> _Source records_:
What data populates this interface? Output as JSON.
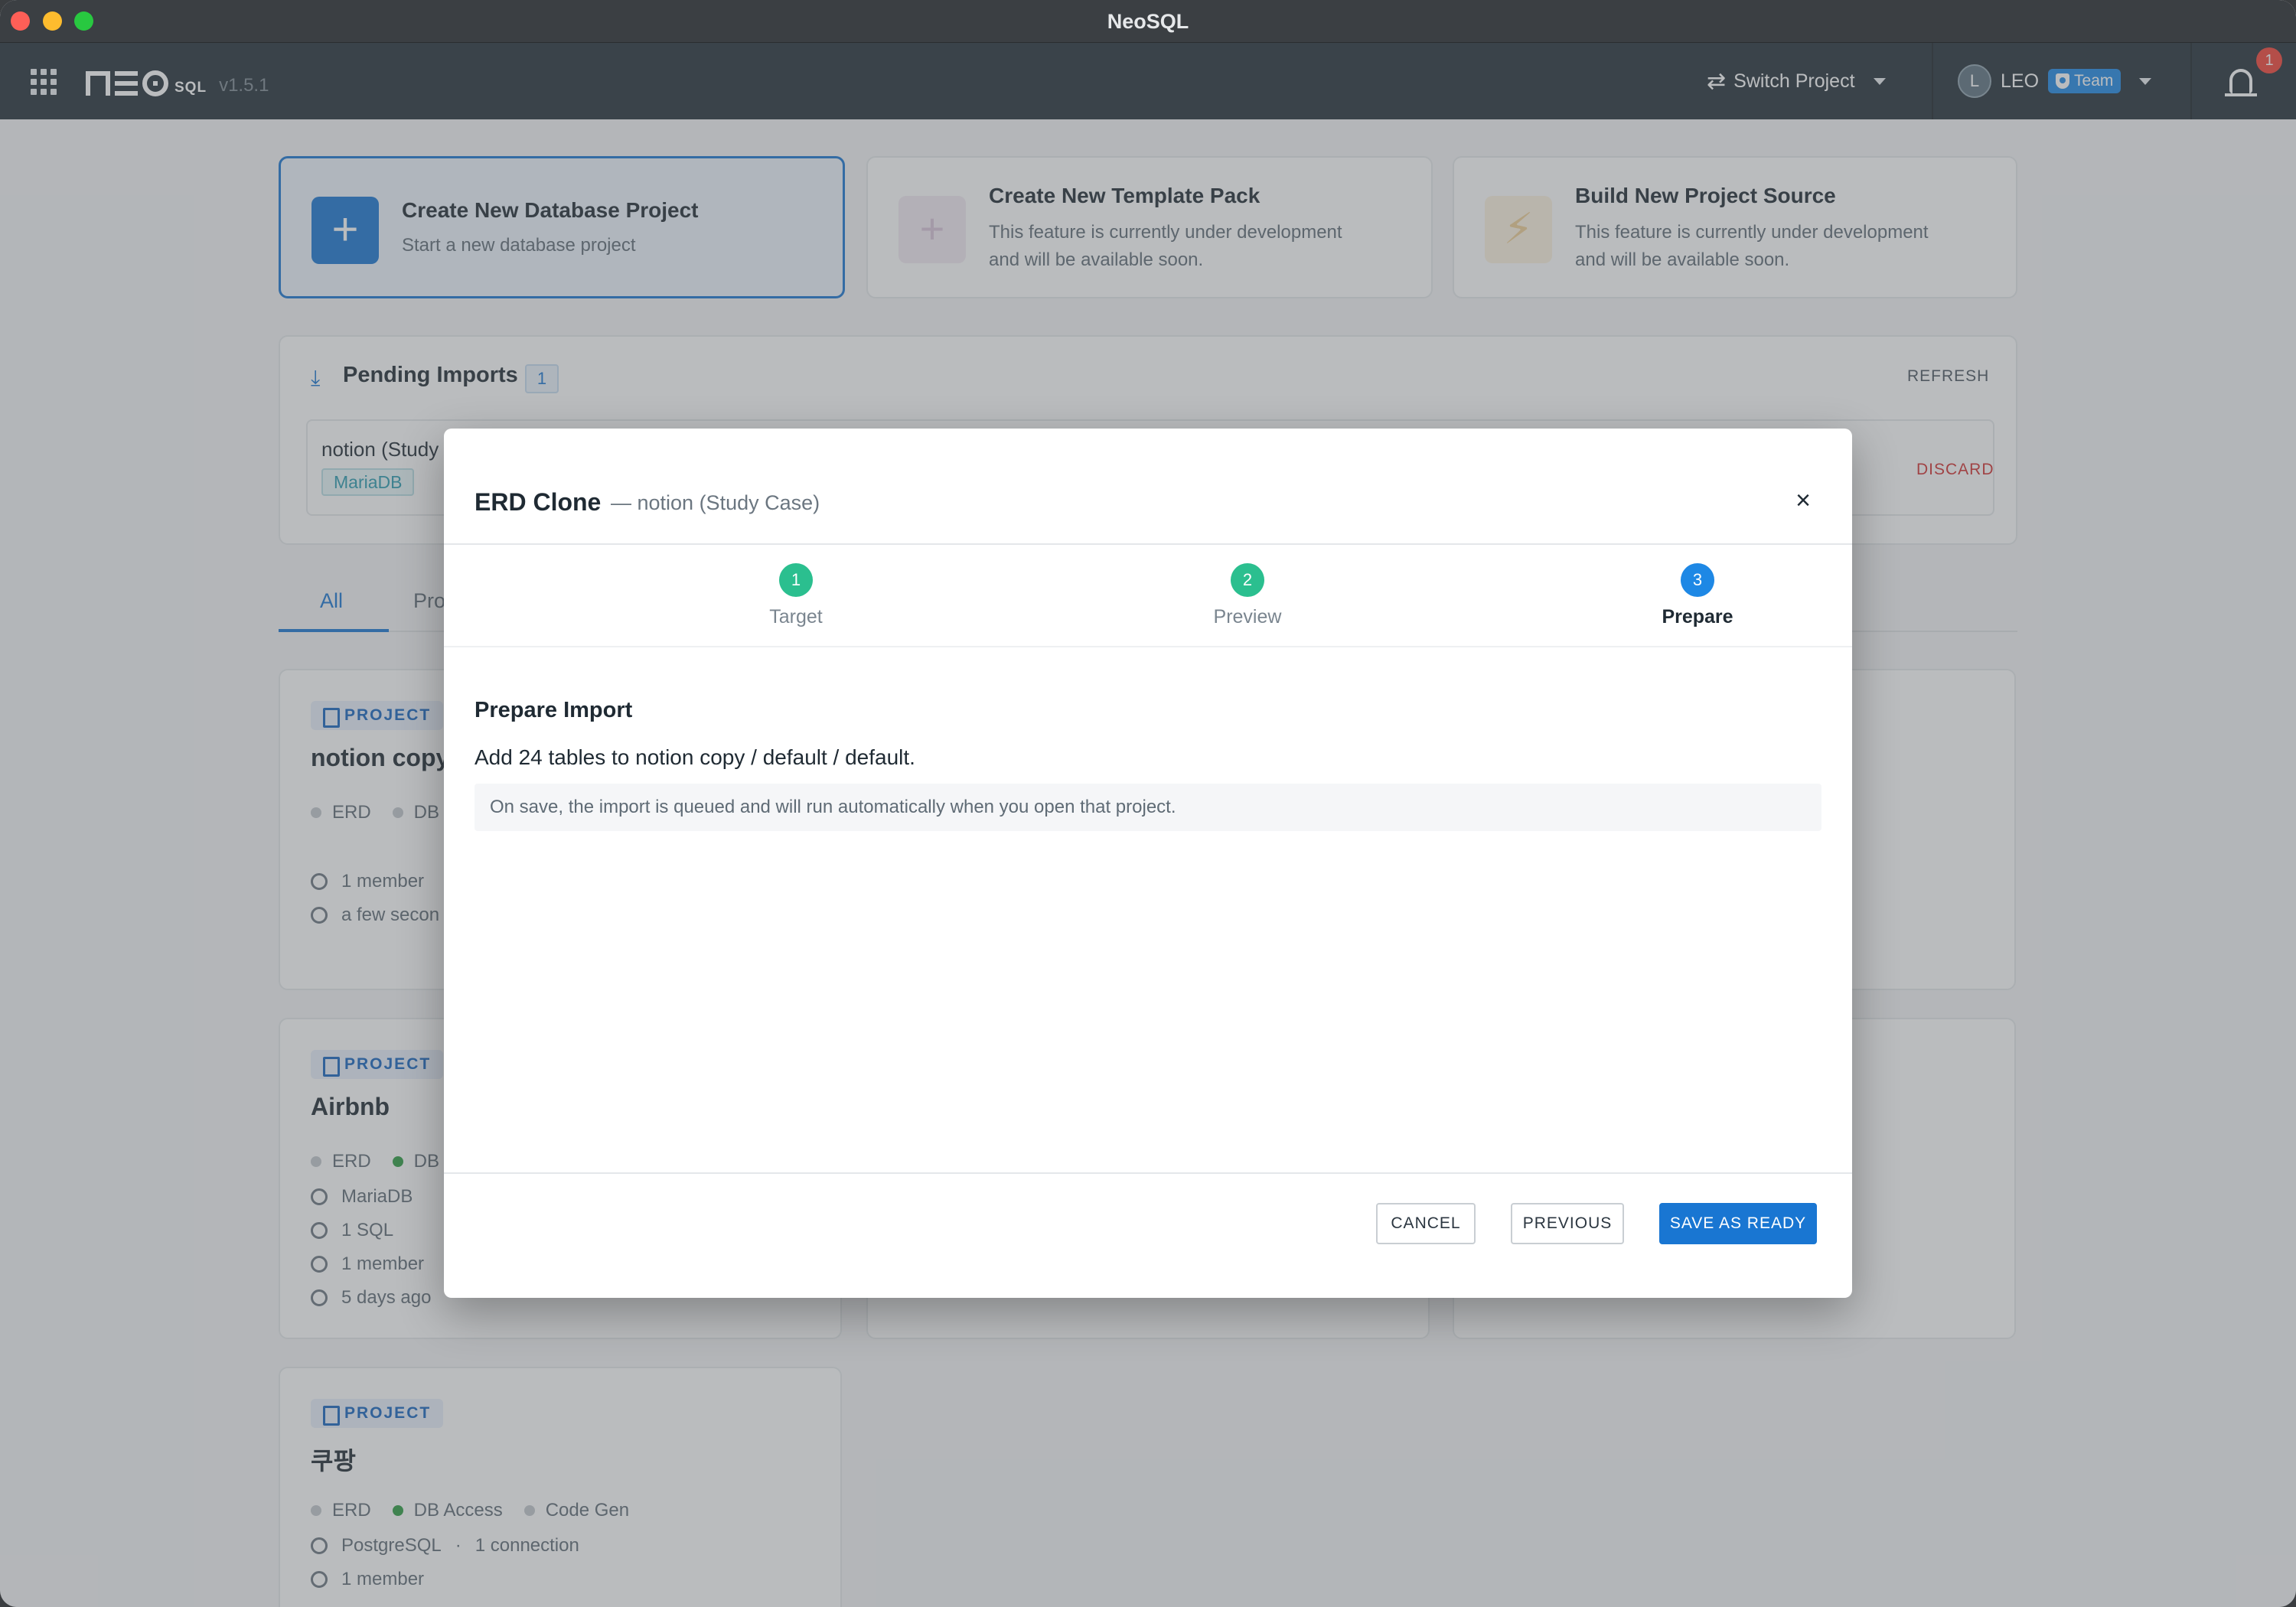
{
  "window": {
    "title": "NeoSQL"
  },
  "header": {
    "logo_sql": "SQL",
    "version": "v1.5.1",
    "switch_project": "Switch Project",
    "user_initial": "L",
    "user_name": "LEO",
    "team_badge": "Team",
    "notification_count": "1"
  },
  "create_cards": [
    {
      "title": "Create New Database Project",
      "subtitle": "Start a new database project",
      "icon": "plus-icon"
    },
    {
      "title": "Create New Template Pack",
      "subtitle_line1": "This feature is currently under development",
      "subtitle_line2": "and will be available soon.",
      "icon": "plus-icon"
    },
    {
      "title": "Build New Project Source",
      "subtitle_line1": "This feature is currently under development",
      "subtitle_line2": "and will be available soon.",
      "icon": "lightning-icon"
    }
  ],
  "pending": {
    "title": "Pending Imports",
    "count": "1",
    "refresh": "REFRESH",
    "item_name": "notion (Study",
    "item_tag": "MariaDB",
    "discard": "DISCARD"
  },
  "tabs": {
    "all": "All",
    "pro": "Pro"
  },
  "projects": [
    {
      "tag": "PROJECT",
      "name": "notion copy",
      "erd": "ERD",
      "db": "DB",
      "members": "1 member",
      "time": "a few secon"
    },
    {
      "tag": "PROJECT",
      "name": "Airbnb",
      "erd": "ERD",
      "db": "DB",
      "engine": "MariaDB",
      "sql": "1 SQL",
      "members": "1 member",
      "time": "5 days ago"
    },
    {
      "tag": "PROJECT",
      "name": "쿠팡",
      "erd": "ERD",
      "db": "DB Access",
      "codegen": "Code Gen",
      "engine": "PostgreSQL",
      "connections": "1 connection",
      "members": "1 member"
    }
  ],
  "modal": {
    "title": "ERD Clone",
    "subtitle": "— notion (Study Case)",
    "steps": [
      {
        "num": "1",
        "label": "Target",
        "state": "done"
      },
      {
        "num": "2",
        "label": "Preview",
        "state": "done"
      },
      {
        "num": "3",
        "label": "Prepare",
        "state": "active"
      }
    ],
    "section_title": "Prepare Import",
    "section_body": "Add 24 tables to notion copy / default / default.",
    "info": "On save, the import is queued and will run automatically when you open that project.",
    "cancel": "CANCEL",
    "previous": "PREVIOUS",
    "save": "SAVE AS READY"
  },
  "colors": {
    "primary": "#1976d2",
    "step_done": "#2bbf8f",
    "step_active": "#1e88e5",
    "header_bg": "#243038",
    "danger": "#d32f2f"
  }
}
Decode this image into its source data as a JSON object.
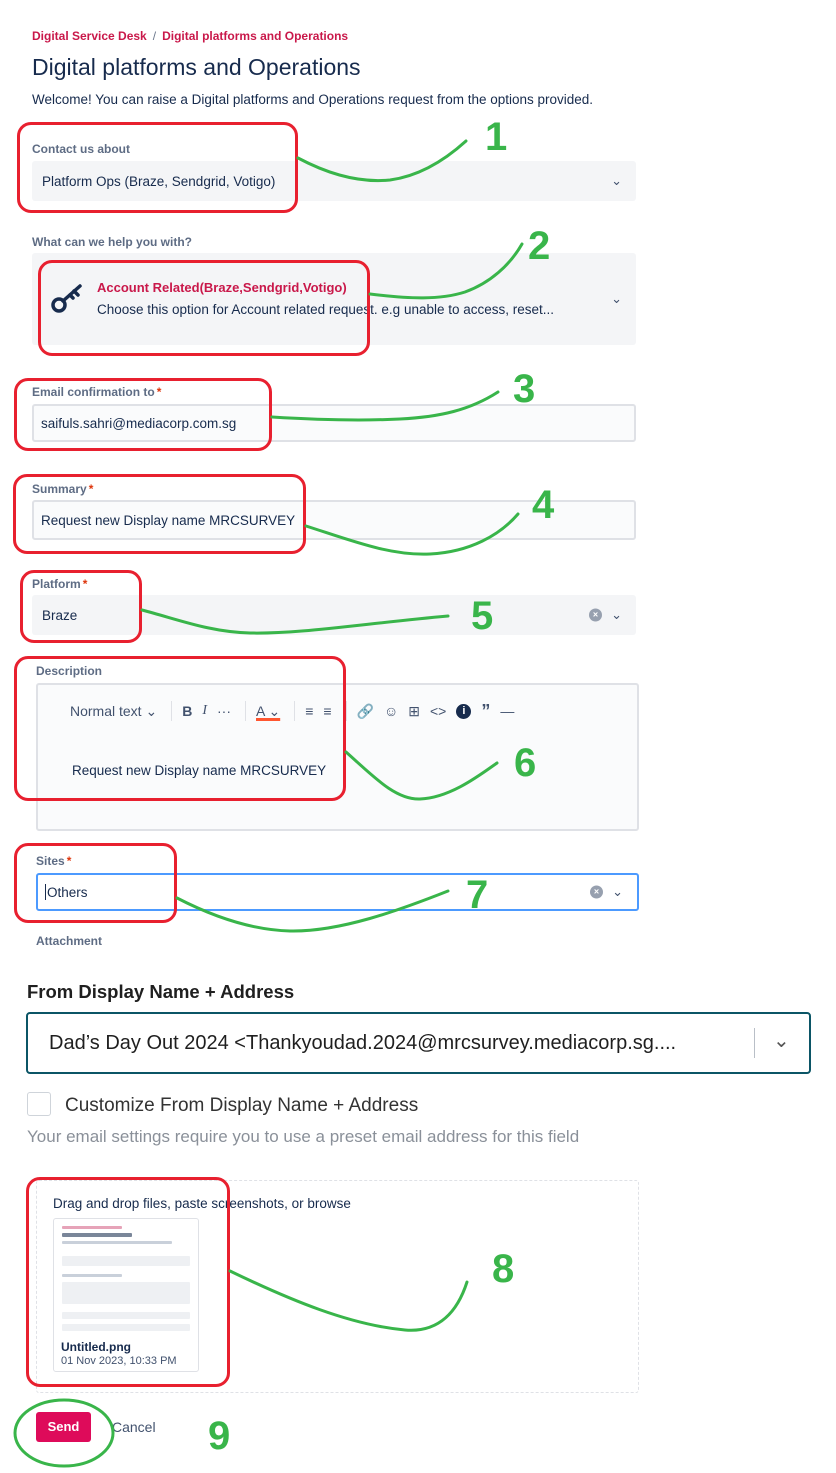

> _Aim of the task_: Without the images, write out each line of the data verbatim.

> _Task solution_:
What data populates this interface? Output as JSON.
{
  "window": {
    "title": "NeoSQL"
  },
  "header": {
    "logo_sql": "SQL",
    "version": "v1.5.1",
    "switch_project": "Switch Project",
    "user_initial": "L",
    "user_name": "LEO",
    "team_badge": "Team",
    "notification_count": "1"
  },
  "create_cards": [
    {
      "title": "Create New Database Project",
      "subtitle": "Start a new database project",
      "icon": "plus-icon"
    },
    {
      "title": "Create New Template Pack",
      "subtitle_line1": "This feature is currently under development",
      "subtitle_line2": "and will be available soon.",
      "icon": "plus-icon"
    },
    {
      "title": "Build New Project Source",
      "subtitle_line1": "This feature is currently under development",
      "subtitle_line2": "and will be available soon.",
      "icon": "lightning-icon"
    }
  ],
  "pending": {
    "title": "Pending Imports",
    "count": "1",
    "refresh": "REFRESH",
    "item_name": "notion (Study",
    "item_tag": "MariaDB",
    "discard": "DISCARD"
  },
  "tabs": {
    "all": "All",
    "pro": "Pro"
  },
  "projects": [
    {
      "tag": "PROJECT",
      "name": "notion copy",
      "erd": "ERD",
      "db": "DB",
      "members": "1 member",
      "time": "a few secon"
    },
    {
      "tag": "PROJECT",
      "name": "Airbnb",
      "erd": "ERD",
      "db": "DB",
      "engine": "MariaDB",
      "sql": "1 SQL",
      "members": "1 member",
      "time": "5 days ago"
    },
    {
      "tag": "PROJECT",
      "name": "쿠팡",
      "erd": "ERD",
      "db": "DB Access",
      "codegen": "Code Gen",
      "engine": "PostgreSQL",
      "connections": "1 connection",
      "members": "1 member"
    }
  ],
  "modal": {
    "title": "ERD Clone",
    "subtitle": "— notion (Study Case)",
    "steps": [
      {
        "num": "1",
        "label": "Target",
        "state": "done"
      },
      {
        "num": "2",
        "label": "Preview",
        "state": "done"
      },
      {
        "num": "3",
        "label": "Prepare",
        "state": "active"
      }
    ],
    "section_title": "Prepare Import",
    "section_body": "Add 24 tables to notion copy / default / default.",
    "info": "On save, the import is queued and will run automatically when you open that project.",
    "cancel": "CANCEL",
    "previous": "PREVIOUS",
    "save": "SAVE AS READY"
  },
  "colors": {
    "primary": "#1976d2",
    "step_done": "#2bbf8f",
    "step_active": "#1e88e5",
    "header_bg": "#243038",
    "danger": "#d32f2f"
  }
}
Decode this image into its source data as a JSON object.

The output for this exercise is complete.